**DATA TO PROCESS**
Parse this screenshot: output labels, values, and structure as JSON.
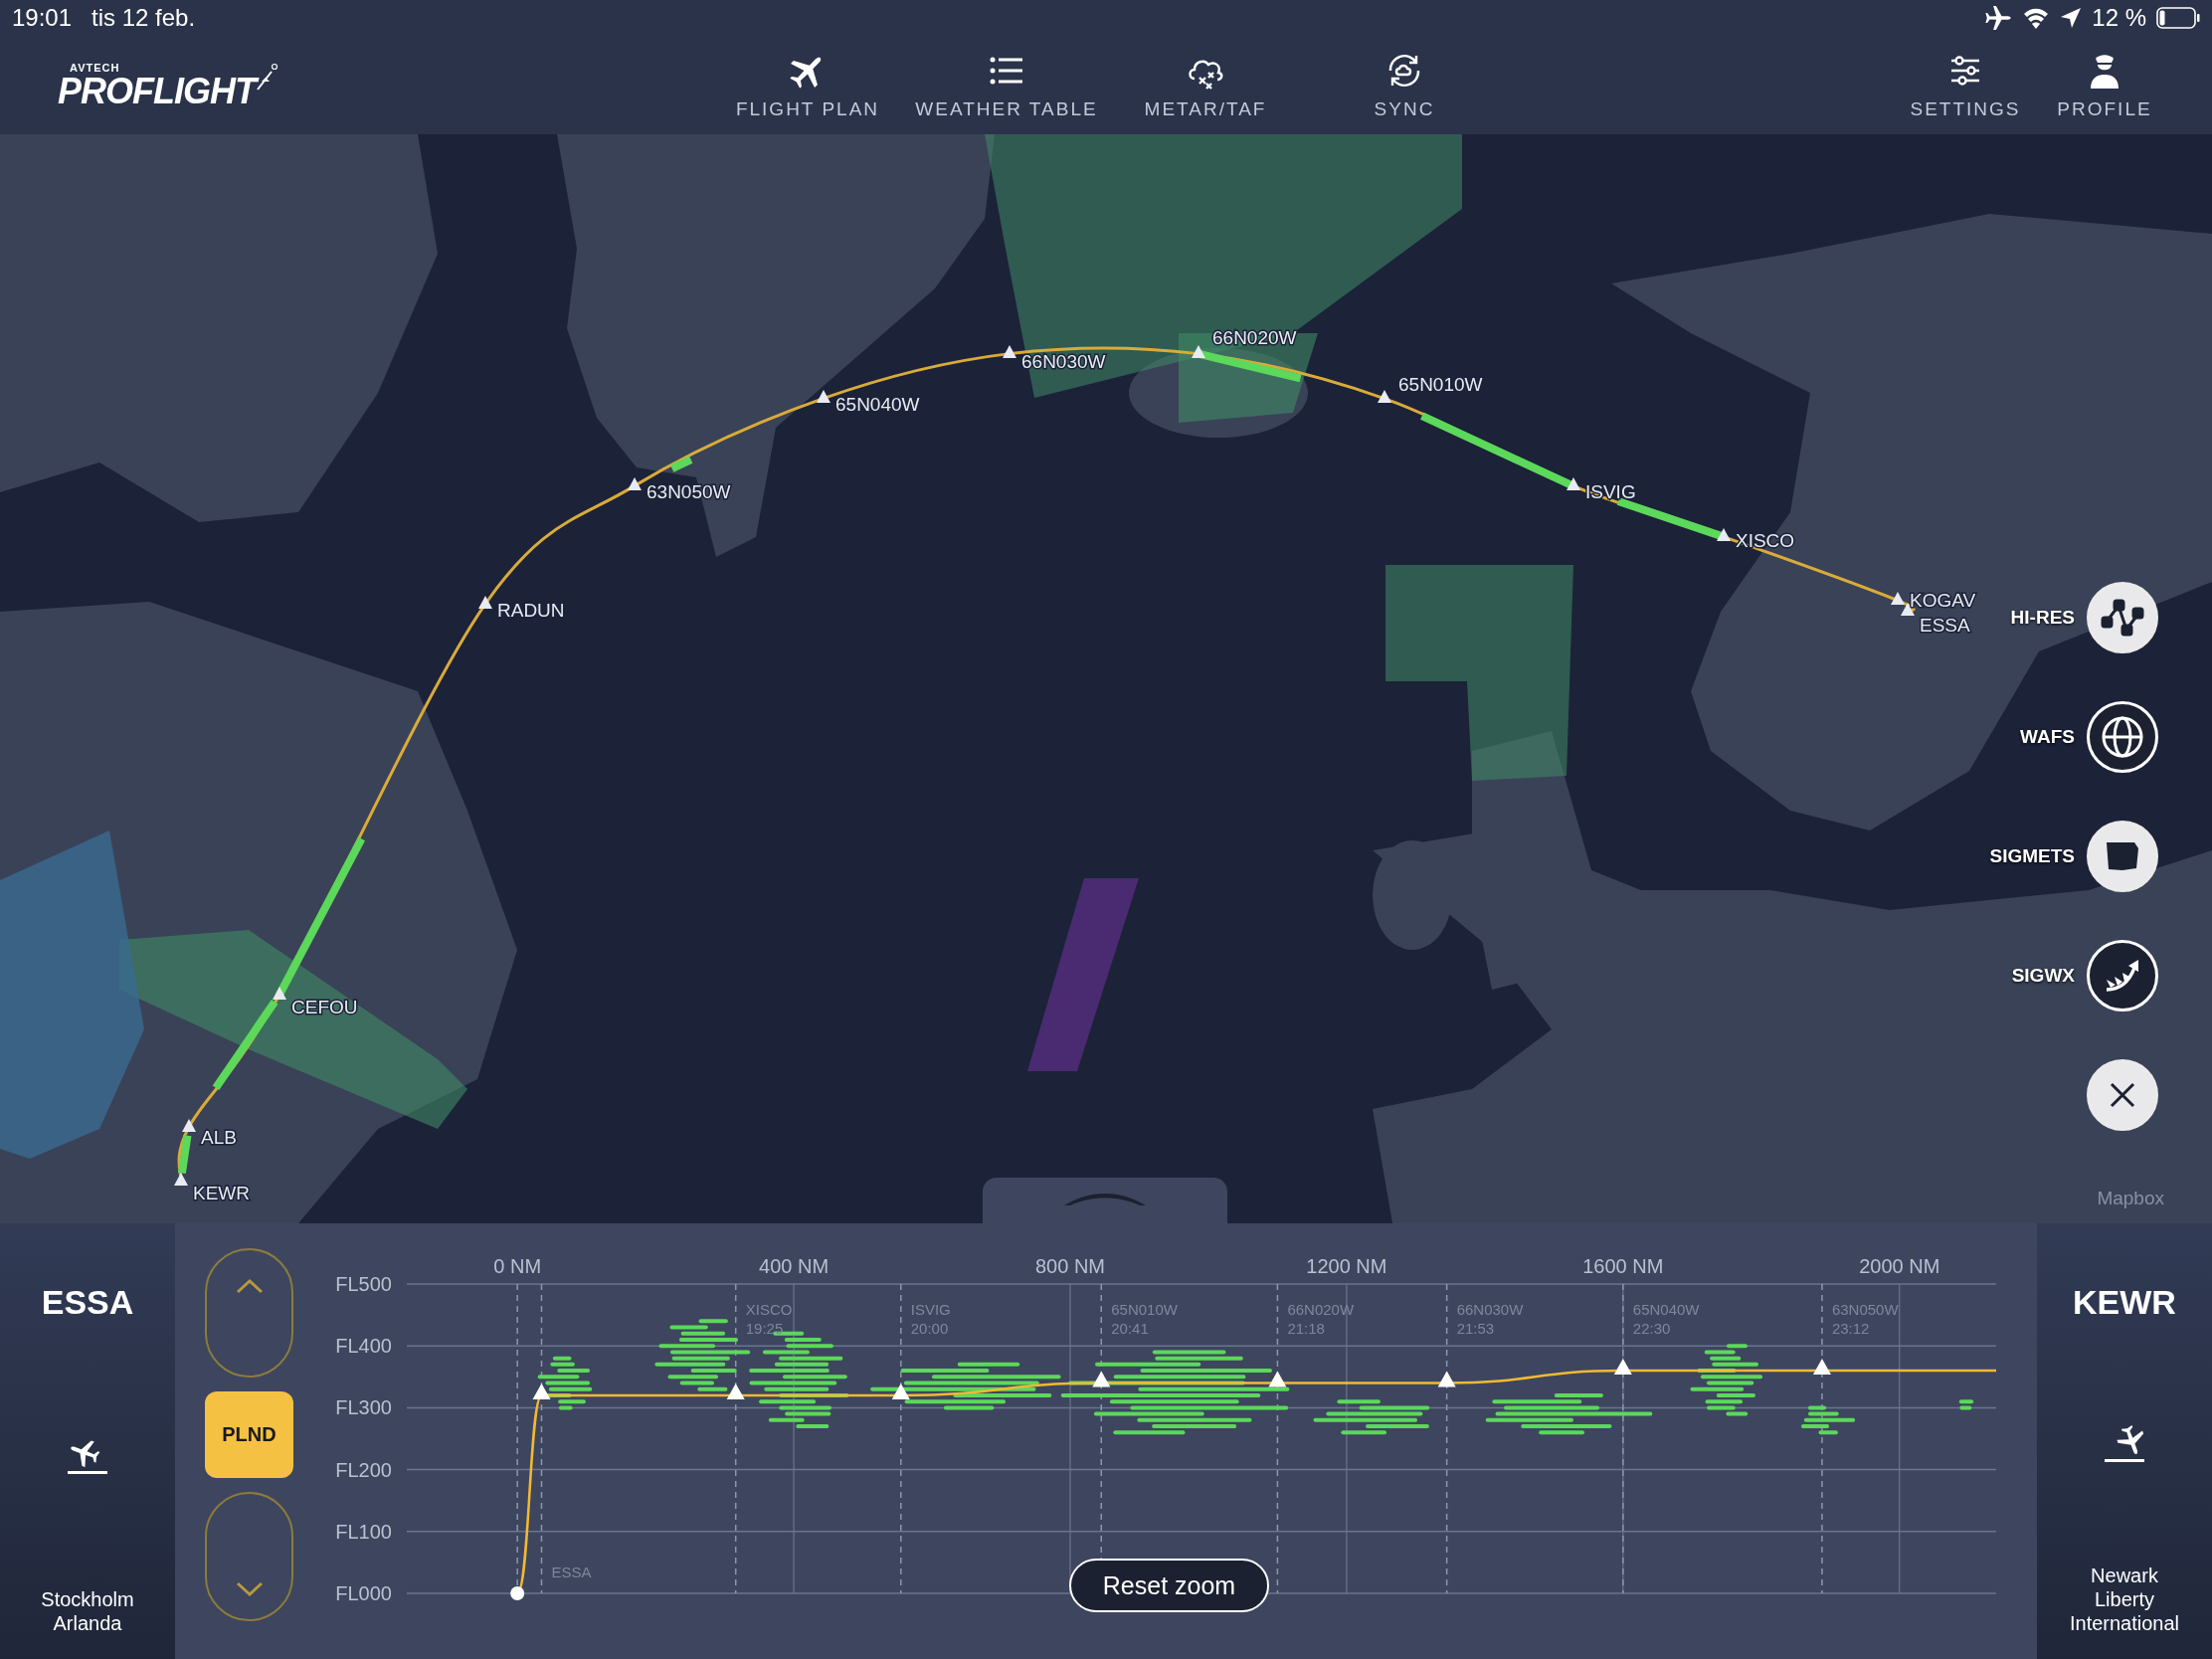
{
  "status_bar": {
    "time": "19:01",
    "date": "tis 12 feb.",
    "battery": "12 %"
  },
  "header": {
    "logo": {
      "brand": "AVTECH",
      "name": "PROFLIGHT"
    },
    "nav": [
      {
        "label": "FLIGHT PLAN",
        "kind": "plane"
      },
      {
        "label": "WEATHER TABLE",
        "kind": "list"
      },
      {
        "label": "METAR/TAF",
        "kind": "cloud"
      },
      {
        "label": "SYNC",
        "kind": "sync"
      }
    ],
    "account": [
      {
        "label": "SETTINGS",
        "kind": "sliders"
      },
      {
        "label": "PROFILE",
        "kind": "pilot"
      }
    ]
  },
  "map": {
    "kind": "picture",
    "waypoints": [
      {
        "name": "KEWR"
      },
      {
        "name": "ALB"
      },
      {
        "name": "CEFOU"
      },
      {
        "name": "RADUN"
      },
      {
        "name": "63N050W"
      },
      {
        "name": "65N040W"
      },
      {
        "name": "66N030W"
      },
      {
        "name": "66N020W"
      },
      {
        "name": "65N010W"
      },
      {
        "name": "ISVIG"
      },
      {
        "name": "XISCO"
      },
      {
        "name": "KOGAV"
      },
      {
        "name": "ESSA"
      }
    ],
    "layers": [
      {
        "label": "HI-RES",
        "kind": "hires",
        "on": false
      },
      {
        "label": "WAFS",
        "kind": "wafs",
        "on": true
      },
      {
        "label": "SIGMETS",
        "kind": "sigmets",
        "on": false
      },
      {
        "label": "SIGWX",
        "kind": "sigwx",
        "on": true
      }
    ],
    "attribution": "Mapbox"
  },
  "profile": {
    "departure": {
      "code": "ESSA",
      "name": "Stockholm Arlanda"
    },
    "mode": "PLND",
    "distance_labels": [
      "0 NM",
      "400 NM",
      "800 NM",
      "1200 NM",
      "1600 NM",
      "2000 NM"
    ],
    "waypoint_labels": [
      "ESSA",
      "XISCO\n19:25",
      "ISVIG\n20:00",
      "65N010W\n20:41",
      "66N020W\n21:18",
      "66N030W\n21:53",
      "65N040W\n22:30",
      "63N050W\n23:12"
    ],
    "altitude_labels": [
      "FL500",
      "FL400",
      "FL300",
      "FL200",
      "FL100",
      "FL000"
    ],
    "reset_button": "Reset zoom",
    "arrival": {
      "code": "KEWR",
      "name": "Newark Liberty International"
    }
  }
}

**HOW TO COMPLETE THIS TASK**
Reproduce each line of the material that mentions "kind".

**SOLVED PROBLEM**
        "kind": "plane"
        "kind": "list"
        "kind": "cloud"
        "kind": "sync"
        "kind": "sliders"
        "kind": "pilot"
    "kind": "picture",
        "kind": "hires",
        "kind": "wafs",
        "kind": "sigmets",
        "kind": "sigwx",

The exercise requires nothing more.